[Note 5] Exit incentives of this type have become a common alternative to outright layoffs. According to one treatise, there are three principal reasons why this is so: "1. They are more humane than layoffs and cause less damage to employee morale. 2. The employer has a restrictive policy on layoffs or is constrained from laying off employees by collective bargaining agreements or related labor concerns. 3. Exit incentives often secure the voluntary resignation of individuals the employer wants to lay off but whom the employer cannot lay off legally or safely." Lipsig, Downsizing: Law & Practice 94-95 (BNA 1996 & Supp. 1999).
[Note 6] The union contract provided that a "surplus" must be declared before Verizon could offer a VSP to its union employees. George appears to have misunderstood the significance of this declaration, interpreting it as a prelude to layoffs.

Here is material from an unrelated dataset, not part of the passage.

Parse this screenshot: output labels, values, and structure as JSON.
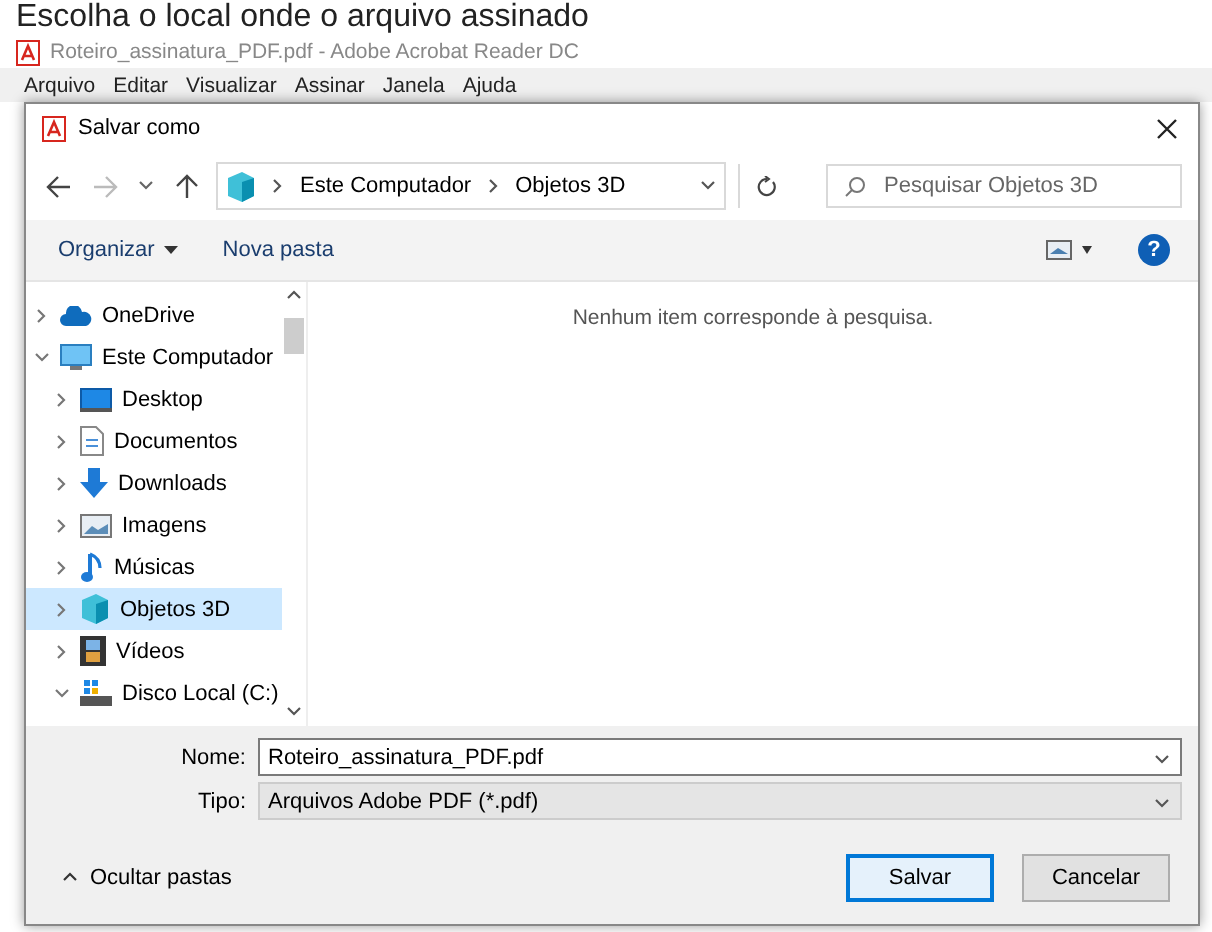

[Note 7] The record reflects that there was an exception for extreme situations not relevant here. According to a "Job Security Letter" entered in evidence, Verizon could be relieved of the prohibition on layoffs if a reduction in force was compelled by an "external event," i.e., an event not within Verizon's control, which is "significant and . . . directly reduces the need for a large number of employees." Should such an "external event" occur, Verizon was required to notify and consult with the union "to determine what, if anything, can be done to avoid a layoff." In this instance, there is no indication that Verizon had declared that an external event required a reduction of force.
[Note 8] Nancy's testimony supported the conclusion that her fortunes were integrally related with those of her boss. She explained that several years earlier, when the executive for whom she worked left Verizon, she had only thirty days to find another job within the company, and did not obtain a position until two days before the deadline. She believed that relocating within the company would be even more difficult in the future.
[Note 9] Nancy testified that even though she was aware that the program was oversubscribed and she could have rescinded her acceptance of the VSP, her future employment remained questionable, since she still did not know what would happen to her boss.
[Note 10] Because, in State Street, supra at 8-9, we already have considered the employees' arguments based upon Morillo v. Director of the Div. of Employment Sec., 394 Mass. 765 (1985), we do not address them here. Suffice it to say that our precedents do not require that any employee who accepts a separation package designed and implemented by his employer to reduce the employer's workforce be considered to have left "involuntarily" or for "good cause." State Street, supra at 8.